The screen in question was not a new one. Shortly after it was installed it was removed and painted. The screen opened at the bottom, where it was fastened to the sill by means of a hook and two screw-eyes, one of the latter being embedded in the cross bar at the bottom of the screen, the other in the sill of the window itself at the bottom of the window. From outward appearances the screen was normal. Plaintiff's father testified that he examined the screen after the accident; that "where the hook pulled out the hole was a lot bigger than the hook . . . the wood looked rotten to me . . . the pieces of wood that were on the window sill which had come out of that cross bar of the screen . . . looked like bread crumbs." Plaintiff's mother testified that she had hooked and unhooked the screen on several occasions to dust and clean but had found nothing wrong with it. The workman who had removed and painted the screen testified that he had painted and fixed the screens "that needed it" and that he had "replaced the hooks and fasteners on the screens that needed it and put new wires — screen wires that were torn replaced with new screen." It is conceded by respondent that "the defect in the screen was latent and that the owner did not have actual notice of its existence."
 Even if considered as an innkeeper, defendant was not an insurer of the safety of plaintiff, but she owed to him the duty of exercising reasonable care to keep the premises in a safe condition. The burden was upon plaintiff to establish that defendant was negligent in this regard. ( Goldstein v. Healy, 187 Cal. 206, 211 [ 201 P. 462]; Robertson v. Weingart, 91 Cal.App. 715, 721 [ 267 P. 74]; Dye-Washburn Hotel Co. v. Aldridge, 207 Ala. 471 [ 93 So. 512]; 28 Am. Jur. 578.)  It is a matter of common knowledge that a screen is not placed in a window for the purpose of keeping persons from falling out.

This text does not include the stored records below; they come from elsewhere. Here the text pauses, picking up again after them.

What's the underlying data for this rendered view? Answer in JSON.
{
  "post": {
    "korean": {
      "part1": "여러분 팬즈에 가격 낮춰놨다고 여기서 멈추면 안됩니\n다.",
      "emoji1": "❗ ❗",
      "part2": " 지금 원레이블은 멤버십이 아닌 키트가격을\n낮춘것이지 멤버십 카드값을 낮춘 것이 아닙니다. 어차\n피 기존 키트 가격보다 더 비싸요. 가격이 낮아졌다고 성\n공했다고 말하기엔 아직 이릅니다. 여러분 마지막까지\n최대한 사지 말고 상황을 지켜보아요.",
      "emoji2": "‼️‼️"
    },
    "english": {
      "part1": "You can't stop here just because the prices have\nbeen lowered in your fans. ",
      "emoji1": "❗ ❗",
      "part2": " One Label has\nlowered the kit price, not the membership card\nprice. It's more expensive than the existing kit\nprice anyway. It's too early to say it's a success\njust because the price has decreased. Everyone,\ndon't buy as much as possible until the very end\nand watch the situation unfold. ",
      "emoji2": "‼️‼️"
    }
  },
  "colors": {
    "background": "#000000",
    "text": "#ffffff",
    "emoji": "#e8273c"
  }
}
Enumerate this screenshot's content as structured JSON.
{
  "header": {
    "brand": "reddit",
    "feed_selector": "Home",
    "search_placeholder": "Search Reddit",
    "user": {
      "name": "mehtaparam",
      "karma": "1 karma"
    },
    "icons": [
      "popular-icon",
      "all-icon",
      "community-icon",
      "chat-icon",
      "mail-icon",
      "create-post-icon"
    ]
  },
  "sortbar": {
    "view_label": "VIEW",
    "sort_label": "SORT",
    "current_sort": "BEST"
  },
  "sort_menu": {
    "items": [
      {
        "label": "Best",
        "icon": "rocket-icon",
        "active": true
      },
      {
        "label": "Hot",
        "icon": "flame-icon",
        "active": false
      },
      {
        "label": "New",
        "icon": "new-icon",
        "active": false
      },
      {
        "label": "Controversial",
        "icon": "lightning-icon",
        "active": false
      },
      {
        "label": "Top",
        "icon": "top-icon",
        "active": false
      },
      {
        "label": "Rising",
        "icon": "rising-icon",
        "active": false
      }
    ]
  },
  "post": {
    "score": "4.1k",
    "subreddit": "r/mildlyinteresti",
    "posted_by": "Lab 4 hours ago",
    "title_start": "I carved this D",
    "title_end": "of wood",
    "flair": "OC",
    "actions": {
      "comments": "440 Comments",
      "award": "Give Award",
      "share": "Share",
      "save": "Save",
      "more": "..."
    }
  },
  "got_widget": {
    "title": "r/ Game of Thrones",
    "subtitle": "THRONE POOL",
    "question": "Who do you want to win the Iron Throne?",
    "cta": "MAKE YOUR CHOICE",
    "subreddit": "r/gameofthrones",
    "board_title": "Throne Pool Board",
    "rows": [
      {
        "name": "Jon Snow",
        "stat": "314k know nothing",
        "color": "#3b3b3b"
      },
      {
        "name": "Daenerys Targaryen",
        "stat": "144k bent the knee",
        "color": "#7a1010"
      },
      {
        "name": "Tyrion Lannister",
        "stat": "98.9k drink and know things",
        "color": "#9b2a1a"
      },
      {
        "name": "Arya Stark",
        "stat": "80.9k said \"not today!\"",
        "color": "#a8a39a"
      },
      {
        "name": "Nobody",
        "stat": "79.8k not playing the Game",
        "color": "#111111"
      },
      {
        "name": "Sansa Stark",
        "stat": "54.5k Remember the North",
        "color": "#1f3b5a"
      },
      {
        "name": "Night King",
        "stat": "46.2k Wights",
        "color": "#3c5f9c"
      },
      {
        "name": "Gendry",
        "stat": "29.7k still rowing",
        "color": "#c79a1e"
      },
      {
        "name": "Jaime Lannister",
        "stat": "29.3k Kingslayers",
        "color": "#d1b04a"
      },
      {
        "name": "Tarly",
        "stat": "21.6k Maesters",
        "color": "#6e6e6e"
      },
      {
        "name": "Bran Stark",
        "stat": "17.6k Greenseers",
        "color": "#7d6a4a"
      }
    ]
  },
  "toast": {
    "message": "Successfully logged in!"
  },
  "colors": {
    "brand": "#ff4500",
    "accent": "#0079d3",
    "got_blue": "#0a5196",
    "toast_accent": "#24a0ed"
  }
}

The record before us discloses positive and uncontradicted evidence that defendant's employee inspected, painted and repaired the screen but noticed nothing wrong with it. Plaintiff's mother in opening and closing the screen for the purpose of dusting noticed nothing wrong with it. The statement of plaintiff's father that after the accident the wood appeared to him to be rotten and that the particles drawn from the hole looked like bread crumbs, could not give adequate support for a finding of failure by defendant to use reasonable care, in view of the other evidence presented and the admitted fact that the defect in the wood, if any, was latent.
The order is reversed.
Moore, P.J., and McComb, J., concurred.